  • (g) to initiate investigations into problems based upon identification by a prohibited ground of discrimination that may arise in a community, and encourage and co-ordinate plans, programs and activities to reduce or prevent such programs;
  • (h) ...
  • (i) to enforce this Act and orders of the board of inquiry;
  • (j) ...

The OHRC commenced work in the area of accessible transit with its 1999 transit survey and the 2001 Discussion Paper, and is continuing its work with this Consultation Report.

The submissions contained a number of recommendations as to how in future the OHRC could effectively continue its work in this area:

Re-examine the way in which transit related complaints are being handled.

Some submissions indicated that, in their view, the OHRC has not always handled complaints regarding transit as effectively as possible. For example, ARCH states that the OHRC has in the past decided not to deal with complaints regarding eligibility criteria for paratransit services, on the basis that complaints could be dealt with through the appeals processes set up by the transit providers.[19] According to ARCH, however, so long as the transit providers are applying discriminatory criteria to determine eligibility, no appeal process will effectively deal with this issue. Further, ARCH argued that the eligibility determination process itself fails to comply with OHRC’s Policy with respect to individualized assessment of accommodation needs. The OHRC agrees with ARCH that it is important to use caution when exercising its discretion under section 34. A review of the OHRC’s decisions under section 34(1) of the Code from 1997 forwards did not reveal any cases in which the OHRC decided to exercise its discretion not to deal with a complaint against a transit commission, although several applications for a section 34 decision were made by respondents.

ARCH also urged the OHRC to ensure that, where transit providers claim undue hardship as a defence for insufficient service, the standards set out in the Policy and Guidelines on Disability and the Duty to Accommodate with respect to undue hardship be thoroughly applied, so that transit providers are required to provide objective, quantifiable evidence for their claim.

Take on a strong public education role on this issue

Both ARCH and the Canadian Red Cross highlighted the important role that the OHRC can play in educating the public on their rights in the Code to accommodation in transit services, and that these rights are enforceable through the OHRC.

Standard setting

Some submissions indicated that the OHRC could play an important role in setting standards for accessible transit, particularly in the absence of action from senior levels of government.

For example, the Canadian Red Cross suggested that the OHRC could work with other stakeholders to create common, province-wide benchmarks or minimum service requirements for conventional and paratransit services.

Monitoring and information sharing

It was also suggested that the OHRC could continue to monitor progress in this area and share information with all parties.

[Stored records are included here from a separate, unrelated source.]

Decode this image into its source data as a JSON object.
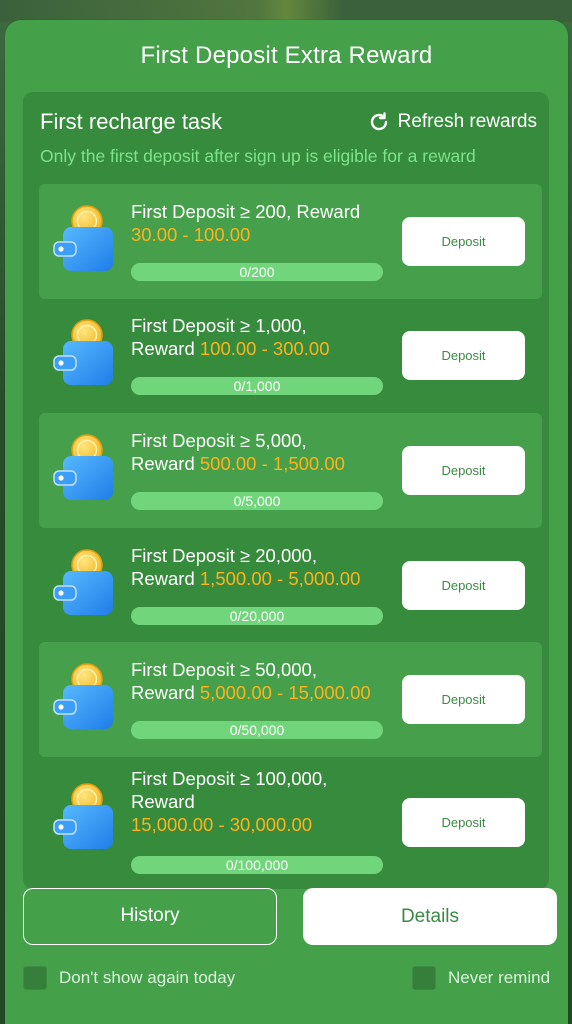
{
  "modal": {
    "title": "First Deposit Extra Reward"
  },
  "panel": {
    "title": "First recharge task",
    "refresh_label": "Refresh rewards",
    "subtitle": "Only the first deposit after sign up is eligible for a reward"
  },
  "tasks": [
    {
      "line1": "First Deposit ≥ 200, Reward",
      "line2_prefix": "",
      "reward": "30.00 - 100.00",
      "progress_text": "0/200",
      "progress": 0,
      "button": "Deposit",
      "highlight": true
    },
    {
      "line1": "First Deposit ≥ 1,000,",
      "line2_prefix": "Reward ",
      "reward": "100.00 - 300.00",
      "progress_text": "0/1,000",
      "progress": 0,
      "button": "Deposit",
      "highlight": false
    },
    {
      "line1": "First Deposit ≥ 5,000,",
      "line2_prefix": "Reward ",
      "reward": "500.00 - 1,500.00",
      "progress_text": "0/5,000",
      "progress": 0,
      "button": "Deposit",
      "highlight": true
    },
    {
      "line1": "First Deposit ≥ 20,000,",
      "line2_prefix": "Reward ",
      "reward": "1,500.00 - 5,000.00",
      "progress_text": "0/20,000",
      "progress": 0,
      "button": "Deposit",
      "highlight": false
    },
    {
      "line1": "First Deposit ≥ 50,000,",
      "line2_prefix": "Reward ",
      "reward": "5,000.00 - 15,000.00",
      "progress_text": "0/50,000",
      "progress": 0,
      "button": "Deposit",
      "highlight": true
    },
    {
      "line1": "First Deposit ≥ 100,000,",
      "line2_prefix": "Reward",
      "reward": "15,000.00 - 30,000.00",
      "progress_text": "0/100,000",
      "progress": 0,
      "button": "Deposit",
      "highlight": false
    }
  ],
  "footer": {
    "history_label": "History",
    "details_label": "Details",
    "dont_show_label": "Don't show again today",
    "never_remind_label": "Never remind"
  },
  "colors": {
    "modal_bg": "#44a14a",
    "panel_bg": "#378b3d",
    "subtitle": "#7de38a",
    "reward_amount": "#ffb21a",
    "progress_track": "#71d67b"
  },
  "icons": {
    "refresh": "refresh-icon",
    "wallet": "wallet-coin-icon",
    "checkbox": "checkbox-icon"
  }
}
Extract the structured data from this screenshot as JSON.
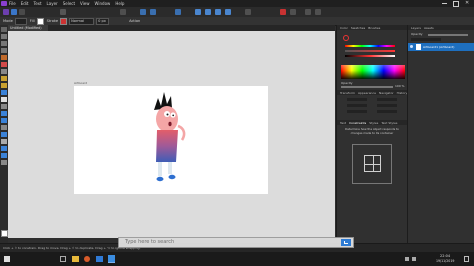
{
  "menu": [
    "File",
    "Edit",
    "Text",
    "Layer",
    "Select",
    "View",
    "Window",
    "Help"
  ],
  "context": {
    "mode_label": "Mode",
    "fill_label": "Fill",
    "stroke_label": "Stroke",
    "dropdown_value": "Normal",
    "size_value": "0 px",
    "action_label": "Action"
  },
  "document_tab": "Untitled (Modified) 100.0%",
  "canvas_label": "Artboard",
  "right_panel": {
    "tabs1": [
      "Color",
      "Swatches",
      "Brushes"
    ],
    "opacity_label": "Opacity",
    "opacity_value": "100 %",
    "tabs2": [
      "Transform",
      "Appearance",
      "Navigator",
      "History"
    ],
    "tabs3": [
      "Text",
      "Constraints",
      "Styles",
      "Text Styles"
    ],
    "constraints_text": "Determine how the object responds to changes made to its container"
  },
  "layers": {
    "tabs": [
      "Layers",
      "Assets"
    ],
    "opacity_label": "Opacity",
    "layer_name": "Artboard1 (Artboard)"
  },
  "status_text": "Click + ⇧ to constrain. Drag to move. Drag + ⇧ to duplicate. Drag + ⌥ to ignore snapping.",
  "search": {
    "placeholder": "Type here to search"
  },
  "taskbar": {
    "time": "22:04",
    "date": "19/11/2019"
  },
  "colors": {
    "accent": "#1e6fbf",
    "hue_gradient": [
      "#ff0000",
      "#ffff00",
      "#00ff00",
      "#00ffff",
      "#0000ff",
      "#ff00ff",
      "#ff0000"
    ]
  }
}
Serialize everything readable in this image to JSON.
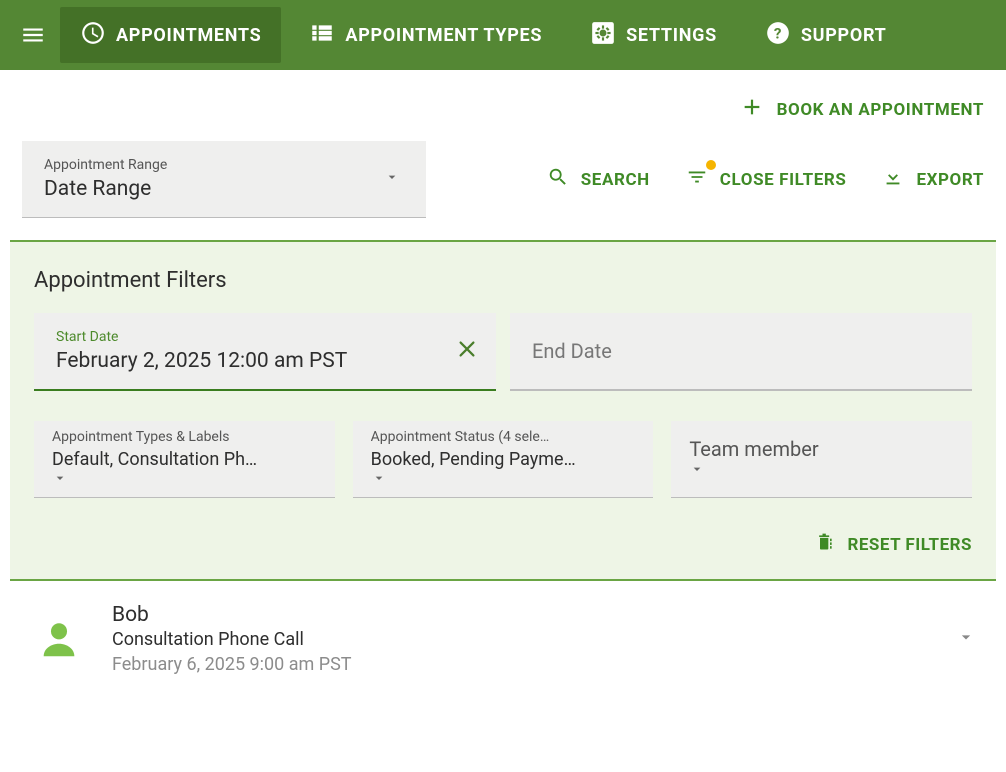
{
  "nav": {
    "appointments": "APPOINTMENTS",
    "appointment_types": "APPOINTMENT TYPES",
    "settings": "SETTINGS",
    "support": "SUPPORT"
  },
  "actions": {
    "book": "BOOK AN APPOINTMENT",
    "search": "SEARCH",
    "close_filters": "CLOSE FILTERS",
    "export": "EXPORT",
    "reset_filters": "RESET FILTERS"
  },
  "range": {
    "label": "Appointment Range",
    "value": "Date Range"
  },
  "filters": {
    "title": "Appointment Filters",
    "start_date_label": "Start Date",
    "start_date_value": "February 2, 2025 12:00 am PST",
    "end_date_label": "End Date",
    "types_label": "Appointment Types & Labels",
    "types_value": "Default, Consultation Ph…",
    "status_label": "Appointment Status (4 sele…",
    "status_value": "Booked, Pending Payme…",
    "team_placeholder": "Team member"
  },
  "appointments": [
    {
      "name": "Bob",
      "type": "Consultation Phone Call",
      "time": "February 6, 2025 9:00 am PST"
    }
  ]
}
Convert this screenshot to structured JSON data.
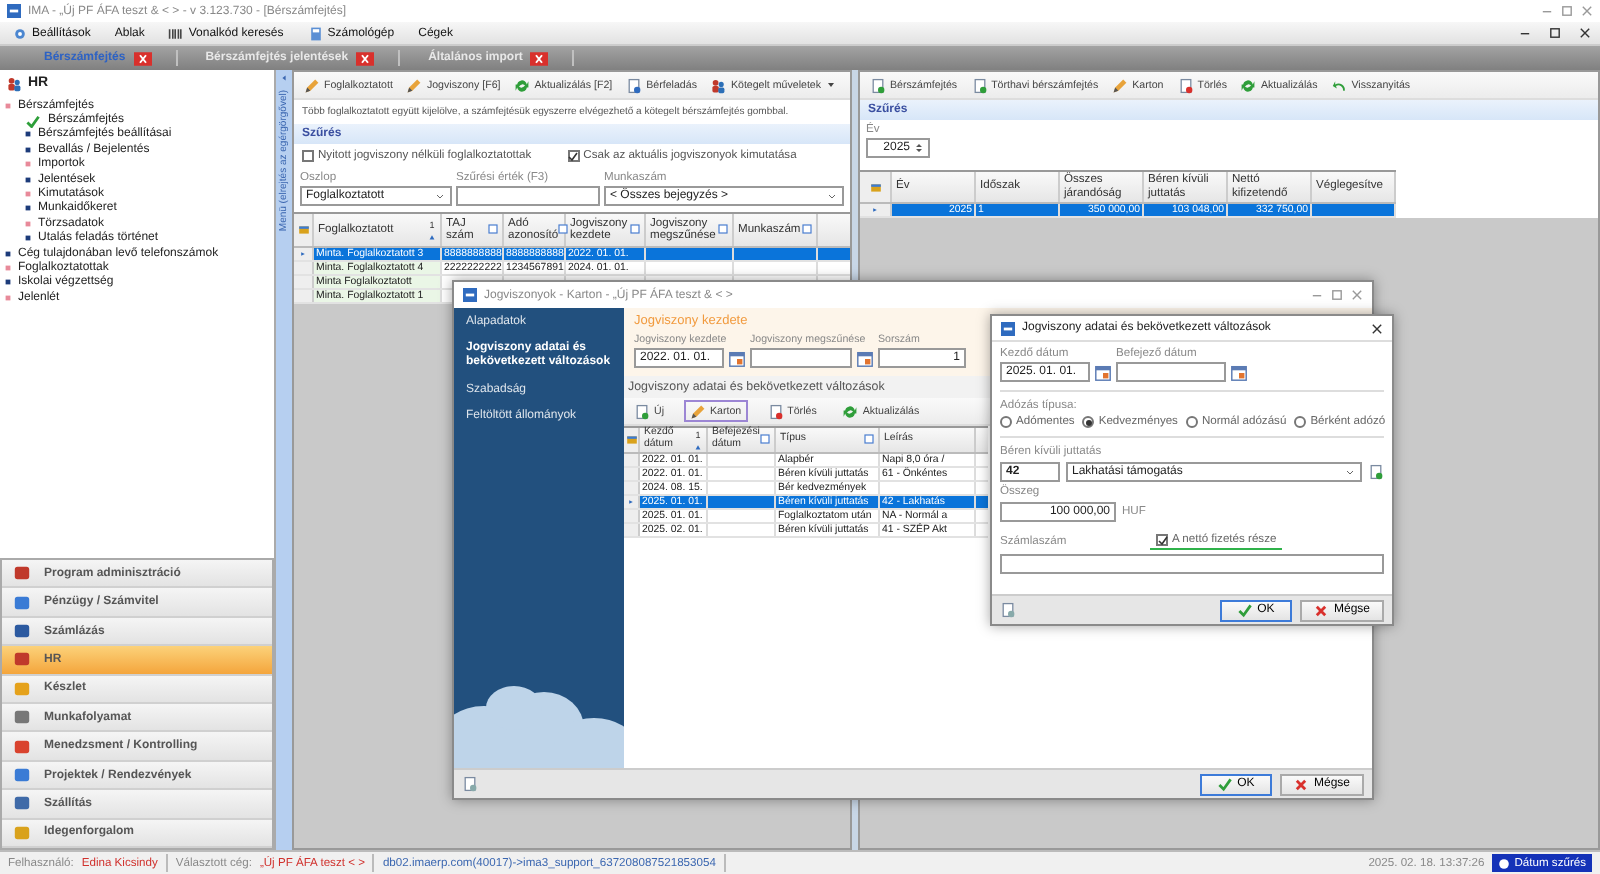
{
  "window": {
    "title": "IMA - „Új PF ÁFA teszt & < > - v 3.123.730 - [Bérszámfejtés]"
  },
  "menu": [
    "Beállítások",
    "Ablak",
    "Vonalkód keresés",
    "Számológép",
    "Cégek"
  ],
  "doc_tabs": [
    {
      "label": "Bérszámfejtés",
      "selected": true
    },
    {
      "label": "Bérszámfejtés jelentések",
      "selected": false
    },
    {
      "label": "Általános import",
      "selected": false
    }
  ],
  "sidebar": {
    "title": "HR",
    "tree": [
      {
        "label": "Bérszámfejtés",
        "kind": "folder",
        "children": [
          {
            "label": "Bérszámfejtés",
            "kind": "active"
          },
          {
            "label": "Bérszámfejtés beállításai",
            "kind": "page"
          },
          {
            "label": "Bevallás / Bejelentés",
            "kind": "page"
          },
          {
            "label": "Importok",
            "kind": "folder"
          },
          {
            "label": "Jelentések",
            "kind": "page"
          },
          {
            "label": "Kimutatások",
            "kind": "folder"
          },
          {
            "label": "Munkaidőkeret",
            "kind": "page"
          },
          {
            "label": "Törzsadatok",
            "kind": "folder"
          },
          {
            "label": "Utalás feladás történet",
            "kind": "page"
          }
        ]
      },
      {
        "label": "Cég tulajdonában levő telefonszámok",
        "kind": "page"
      },
      {
        "label": "Foglalkoztatottak",
        "kind": "folder"
      },
      {
        "label": "Iskolai végzettség",
        "kind": "page"
      },
      {
        "label": "Jelenlét",
        "kind": "folder"
      }
    ],
    "strip": "Menü (elrejtés az egérgörgővel)",
    "modules": [
      {
        "label": "Program adminisztráció",
        "selected": false
      },
      {
        "label": "Pénzügy / Számvitel",
        "selected": false
      },
      {
        "label": "Számlázás",
        "selected": false
      },
      {
        "label": "HR",
        "selected": true
      },
      {
        "label": "Készlet",
        "selected": false
      },
      {
        "label": "Munkafolyamat",
        "selected": false
      },
      {
        "label": "Menedzsment / Kontrolling",
        "selected": false
      },
      {
        "label": "Projektek / Rendezvények",
        "selected": false
      },
      {
        "label": "Szállítás",
        "selected": false
      },
      {
        "label": "Idegenforgalom",
        "selected": false
      }
    ]
  },
  "employees": {
    "toolbar": [
      "Foglalkoztatott",
      "Jogviszony [F6]",
      "Aktualizálás [F2]",
      "Bérfeladás",
      "Kötegelt műveletek"
    ],
    "info": "Több foglalkoztatott együtt kijelölve, a számfejtésük egyszerre elvégezhető a kötegelt bérszámfejtés gombbal.",
    "filter_title": "Szűrés",
    "options": [
      {
        "label": "Nyitott jogviszony nélküli foglalkoztatottak",
        "checked": false
      },
      {
        "label": "Csak az aktuális jogviszonyok kimutatása",
        "checked": true
      }
    ],
    "fields": [
      {
        "label": "Oszlop",
        "value": "Foglalkoztatott",
        "kind": "select"
      },
      {
        "label": "Szűrési érték (F3)",
        "kind": "text"
      },
      {
        "label": "Munkaszám",
        "value": "< Összes bejegyzés >",
        "kind": "select"
      }
    ],
    "table": {
      "columns": [
        {
          "label": "Foglalkoztatott",
          "sort": "1"
        },
        {
          "label": "TAJ szám",
          "filter": true
        },
        {
          "label": "Adó azonosító",
          "filter": true
        },
        {
          "label": "Jogviszony kezdete",
          "filter": true
        },
        {
          "label": "Jogviszony megszűnése",
          "filter": true
        },
        {
          "label": "Munkaszám",
          "filter": true
        }
      ],
      "rows": [
        {
          "cells": [
            "Minta. Foglalkoztatott 3",
            "8888888888",
            "8888888888",
            "2022. 01. 01."
          ],
          "selected": true
        },
        {
          "cells": [
            "Minta. Foglalkoztatott 4",
            "2222222222",
            "1234567891",
            "2024. 01. 01."
          ],
          "selected": false
        },
        {
          "cells": [
            "Minta Foglalkoztatott"
          ],
          "selected": false
        },
        {
          "cells": [
            "Minta. Foglalkoztatott 1"
          ],
          "selected": false
        }
      ]
    }
  },
  "payroll": {
    "toolbar": [
      "Bérszámfejtés",
      "Törthavi bérszámfejtés",
      "Karton",
      "Törlés",
      "Aktualizálás",
      "Visszanyitás"
    ],
    "filter_title": "Szűrés",
    "year_label": "Év",
    "year": "2025",
    "table": {
      "columns": [
        {
          "label": "Év"
        },
        {
          "label": "Időszak"
        },
        {
          "label": "Összes járandóság"
        },
        {
          "label": "Béren kívüli juttatás"
        },
        {
          "label": "Nettó kifizetendő"
        },
        {
          "label": "Véglegesítve"
        }
      ],
      "rows": [
        {
          "cells": [
            "2025",
            "1",
            "350 000,00",
            "103 048,00",
            "332 750,00"
          ],
          "selected": true
        }
      ]
    }
  },
  "contract_window": {
    "title": "Jogviszonyok - Karton - „Új PF ÁFA teszt & < >",
    "nav": [
      {
        "label": "Alapadatok",
        "selected": false
      },
      {
        "label": "Jogviszony adatai és bekövetkezett változások",
        "selected": true
      },
      {
        "label": "Szabadság",
        "selected": false
      },
      {
        "label": "Feltöltött állományok",
        "selected": false
      }
    ],
    "start_title": "Jogviszony kezdete",
    "fields": [
      {
        "label": "Jogviszony kezdete",
        "value": "2022. 01. 01.",
        "kind": "date"
      },
      {
        "label": "Jogviszony megszűnése",
        "kind": "date"
      },
      {
        "label": "Sorszám",
        "value": "1",
        "kind": "number"
      }
    ],
    "changes_title": "Jogviszony adatai és bekövetkezett változások",
    "toolbar": [
      {
        "label": "Új",
        "selected": false
      },
      {
        "label": "Karton",
        "selected": true
      },
      {
        "label": "Törlés",
        "selected": false
      },
      {
        "label": "Aktualizálás",
        "selected": false
      }
    ],
    "table": {
      "columns": [
        {
          "label": "Kezdő dátum",
          "sort": "1"
        },
        {
          "label": "Befejezési dátum",
          "filter": true
        },
        {
          "label": "Típus",
          "filter": true
        },
        {
          "label": "Leírás"
        }
      ],
      "rows": [
        {
          "cells": [
            "2022. 01. 01.",
            "",
            "Alapbér",
            "Napi 8,0 óra /"
          ],
          "selected": false
        },
        {
          "cells": [
            "2022. 01. 01.",
            "",
            "Béren kívüli juttatás",
            "61 - Önkéntes"
          ],
          "selected": false
        },
        {
          "cells": [
            "2024. 08. 15.",
            "",
            "Bér kedvezmények"
          ],
          "selected": false
        },
        {
          "cells": [
            "2025. 01. 01.",
            "",
            "Béren kívüli juttatás",
            "42 - Lakhatás"
          ],
          "selected": true
        },
        {
          "cells": [
            "2025. 01. 01.",
            "",
            "Foglalkoztatom után",
            "NA - Normál a"
          ],
          "selected": false
        },
        {
          "cells": [
            "2025. 02. 01.",
            "",
            "Béren kívüli juttatás",
            "41 - SZÉP Akt"
          ],
          "selected": false
        }
      ]
    },
    "buttons": [
      "OK",
      "Mégse"
    ]
  },
  "change_dialog": {
    "title": "Jogviszony adatai és bekövetkezett változások",
    "start_label": "Kezdő dátum",
    "start": "2025. 01. 01.",
    "end_label": "Befejező dátum",
    "tax_label": "Adózás típusa:",
    "tax_options": [
      {
        "label": "Adómentes",
        "selected": false
      },
      {
        "label": "Kedvezményes",
        "selected": true
      },
      {
        "label": "Normál adózású",
        "selected": false
      },
      {
        "label": "Bérként adózó",
        "selected": false
      }
    ],
    "benefit_label": "Béren kívüli juttatás",
    "benefit_code": "42",
    "benefit": "Lakhatási támogatás",
    "amount_label": "Összeg",
    "amount": "100 000,00",
    "currency": "HUF",
    "account_label": "Számlaszám",
    "net_part": {
      "label": "A nettó fizetés része",
      "checked": true
    },
    "buttons": [
      "OK",
      "Mégse"
    ]
  },
  "status_bar": {
    "user_label": "Felhasználó:",
    "user": "Edina Kicsindy",
    "company_label": "Választott cég:",
    "company": "„Új PF ÁFA teszt < >",
    "connection": "db02.imaerp.com(40017)->ima3_support_637208087521853054",
    "datetime": "2025. 02. 18. 13:37:26",
    "date_filter": "Dátum szűrés"
  }
}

Kingston Transit, for example, suggested in its submission that the OHRC could track and evaluate successes and best practices with accessible transit, and share this information with all parties. One way of doing this would be for the OHRC to continue carrying out regular transit surveys and making the results public.

Work with transit providers to increase accessibility

ARCH suggested that the OHRC make broad use of its powers under section 29 of the Code to work with transit providers to encourage compliance with human rights law and improvements in transit for older Ontarians and persons with disabilities.

[16] For example, the submissions of OCTA/CUTA, Multiple Sclerosis Society of Canada, ARCH, Cochrane District CCAS, and the Scarborough CCAS.
[17] Submission of the Ontario Society (Coalition) of Senior Citizens Organizations.
[18] Submission, Transportation Action Now.
[19] Section 34(1) of the Code states that, where it appears to the Commission that the complaint is one that could or should be more appropriately dealt with under another Act, the Commission has the discretion not to deal with the complaint.

Organizational responsibility: